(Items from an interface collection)
────────────────
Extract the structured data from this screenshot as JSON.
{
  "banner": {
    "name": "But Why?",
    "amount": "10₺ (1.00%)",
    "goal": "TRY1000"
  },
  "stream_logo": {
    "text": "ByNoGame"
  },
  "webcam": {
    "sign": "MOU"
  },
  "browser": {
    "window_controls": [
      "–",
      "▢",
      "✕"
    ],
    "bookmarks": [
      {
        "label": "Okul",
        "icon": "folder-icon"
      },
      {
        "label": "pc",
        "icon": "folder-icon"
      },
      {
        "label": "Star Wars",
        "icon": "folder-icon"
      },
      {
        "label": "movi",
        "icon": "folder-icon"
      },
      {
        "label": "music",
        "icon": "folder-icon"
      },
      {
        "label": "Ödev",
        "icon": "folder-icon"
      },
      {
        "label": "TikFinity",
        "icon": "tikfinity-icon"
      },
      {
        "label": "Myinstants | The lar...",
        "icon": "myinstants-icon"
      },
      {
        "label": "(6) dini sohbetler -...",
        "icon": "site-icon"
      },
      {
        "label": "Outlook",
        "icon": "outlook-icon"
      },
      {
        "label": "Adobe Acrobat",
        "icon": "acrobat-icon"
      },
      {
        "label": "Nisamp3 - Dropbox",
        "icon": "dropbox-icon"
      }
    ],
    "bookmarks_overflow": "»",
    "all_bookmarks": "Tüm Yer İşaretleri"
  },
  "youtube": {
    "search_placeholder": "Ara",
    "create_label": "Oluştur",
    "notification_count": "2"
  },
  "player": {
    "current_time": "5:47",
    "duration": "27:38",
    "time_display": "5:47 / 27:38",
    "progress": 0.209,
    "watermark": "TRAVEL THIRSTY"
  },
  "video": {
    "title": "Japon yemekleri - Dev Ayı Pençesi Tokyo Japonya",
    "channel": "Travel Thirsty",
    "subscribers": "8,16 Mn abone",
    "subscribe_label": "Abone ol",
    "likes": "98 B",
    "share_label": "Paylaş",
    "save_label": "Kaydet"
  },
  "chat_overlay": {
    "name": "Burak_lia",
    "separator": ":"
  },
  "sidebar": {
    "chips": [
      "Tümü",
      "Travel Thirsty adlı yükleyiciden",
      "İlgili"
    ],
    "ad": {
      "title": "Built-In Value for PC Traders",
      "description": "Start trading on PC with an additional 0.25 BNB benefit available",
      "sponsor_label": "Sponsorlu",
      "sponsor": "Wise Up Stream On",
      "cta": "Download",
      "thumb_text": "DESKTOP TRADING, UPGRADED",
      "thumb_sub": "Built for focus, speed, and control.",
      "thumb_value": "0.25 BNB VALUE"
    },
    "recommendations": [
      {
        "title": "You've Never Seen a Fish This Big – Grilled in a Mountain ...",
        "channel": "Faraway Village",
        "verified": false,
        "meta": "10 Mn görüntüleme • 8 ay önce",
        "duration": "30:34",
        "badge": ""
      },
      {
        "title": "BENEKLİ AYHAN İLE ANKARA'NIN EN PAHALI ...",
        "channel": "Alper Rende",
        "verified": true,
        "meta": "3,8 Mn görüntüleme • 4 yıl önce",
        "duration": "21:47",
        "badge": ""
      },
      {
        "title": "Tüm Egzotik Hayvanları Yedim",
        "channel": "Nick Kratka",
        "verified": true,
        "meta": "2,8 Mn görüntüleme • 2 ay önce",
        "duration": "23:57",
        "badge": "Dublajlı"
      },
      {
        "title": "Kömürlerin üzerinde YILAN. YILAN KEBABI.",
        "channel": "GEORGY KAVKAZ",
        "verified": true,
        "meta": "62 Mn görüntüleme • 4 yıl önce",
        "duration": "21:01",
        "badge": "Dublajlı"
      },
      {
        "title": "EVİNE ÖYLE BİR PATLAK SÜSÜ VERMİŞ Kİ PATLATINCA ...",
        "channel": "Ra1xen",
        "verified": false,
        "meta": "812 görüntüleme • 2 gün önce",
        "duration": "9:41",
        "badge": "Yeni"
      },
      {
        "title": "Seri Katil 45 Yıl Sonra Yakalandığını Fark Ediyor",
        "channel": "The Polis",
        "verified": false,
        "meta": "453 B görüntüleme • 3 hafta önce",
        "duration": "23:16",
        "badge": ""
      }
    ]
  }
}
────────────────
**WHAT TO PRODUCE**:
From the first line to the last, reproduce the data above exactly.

**SOLUTION TO THIS PROBLEM**:
Extract the structured data from this screenshot as JSON.
{
  "banner": {
    "name": "But Why?",
    "amount": "10₺ (1.00%)",
    "goal": "TRY1000"
  },
  "stream_logo": {
    "text": "ByNoGame"
  },
  "webcam": {
    "sign": "MOU"
  },
  "browser": {
    "window_controls": [
      "–",
      "▢",
      "✕"
    ],
    "bookmarks": [
      {
        "label": "Okul",
        "icon": "folder-icon"
      },
      {
        "label": "pc",
        "icon": "folder-icon"
      },
      {
        "label": "Star Wars",
        "icon": "folder-icon"
      },
      {
        "label": "movi",
        "icon": "folder-icon"
      },
      {
        "label": "music",
        "icon": "folder-icon"
      },
      {
        "label": "Ödev",
        "icon": "folder-icon"
      },
      {
        "label": "TikFinity",
        "icon": "tikfinity-icon"
      },
      {
        "label": "Myinstants | The lar...",
        "icon": "myinstants-icon"
      },
      {
        "label": "(6) dini sohbetler -...",
        "icon": "site-icon"
      },
      {
        "label": "Outlook",
        "icon": "outlook-icon"
      },
      {
        "label": "Adobe Acrobat",
        "icon": "acrobat-icon"
      },
      {
        "label": "Nisamp3 - Dropbox",
        "icon": "dropbox-icon"
      }
    ],
    "bookmarks_overflow": "»",
    "all_bookmarks": "Tüm Yer İşaretleri"
  },
  "youtube": {
    "search_placeholder": "Ara",
    "create_label": "Oluştur",
    "notification_count": "2"
  },
  "player": {
    "current_time": "5:47",
    "duration": "27:38",
    "time_display": "5:47 / 27:38",
    "progress": 0.209,
    "watermark": "TRAVEL THIRSTY"
  },
  "video": {
    "title": "Japon yemekleri - Dev Ayı Pençesi Tokyo Japonya",
    "channel": "Travel Thirsty",
    "subscribers": "8,16 Mn abone",
    "subscribe_label": "Abone ol",
    "likes": "98 B",
    "share_label": "Paylaş",
    "save_label": "Kaydet"
  },
  "chat_overlay": {
    "name": "Burak_lia",
    "separator": ":"
  },
  "sidebar": {
    "chips": [
      "Tümü",
      "Travel Thirsty adlı yükleyiciden",
      "İlgili"
    ],
    "ad": {
      "title": "Built-In Value for PC Traders",
      "description": "Start trading on PC with an additional 0.25 BNB benefit available",
      "sponsor_label": "Sponsorlu",
      "sponsor": "Wise Up Stream On",
      "cta": "Download",
      "thumb_text": "DESKTOP TRADING, UPGRADED",
      "thumb_sub": "Built for focus, speed, and control.",
      "thumb_value": "0.25 BNB VALUE"
    },
    "recommendations": [
      {
        "title": "You've Never Seen a Fish This Big – Grilled in a Mountain ...",
        "channel": "Faraway Village",
        "verified": false,
        "meta": "10 Mn görüntüleme • 8 ay önce",
        "duration": "30:34",
        "badge": ""
      },
      {
        "title": "BENEKLİ AYHAN İLE ANKARA'NIN EN PAHALI ...",
        "channel": "Alper Rende",
        "verified": true,
        "meta": "3,8 Mn görüntüleme • 4 yıl önce",
        "duration": "21:47",
        "badge": ""
      },
      {
        "title": "Tüm Egzotik Hayvanları Yedim",
        "channel": "Nick Kratka",
        "verified": true,
        "meta": "2,8 Mn görüntüleme • 2 ay önce",
        "duration": "23:57",
        "badge": "Dublajlı"
      },
      {
        "title": "Kömürlerin üzerinde YILAN. YILAN KEBABI.",
        "channel": "GEORGY KAVKAZ",
        "verified": true,
        "meta": "62 Mn görüntüleme • 4 yıl önce",
        "duration": "21:01",
        "badge": "Dublajlı"
      },
      {
        "title": "EVİNE ÖYLE BİR PATLAK SÜSÜ VERMİŞ Kİ PATLATINCA ...",
        "channel": "Ra1xen",
        "verified": false,
        "meta": "812 görüntüleme • 2 gün önce",
        "duration": "9:41",
        "badge": "Yeni"
      },
      {
        "title": "Seri Katil 45 Yıl Sonra Yakalandığını Fark Ediyor",
        "channel": "The Polis",
        "verified": false,
        "meta": "453 B görüntüleme • 3 hafta önce",
        "duration": "23:16",
        "badge": ""
      }
    ]
  }
}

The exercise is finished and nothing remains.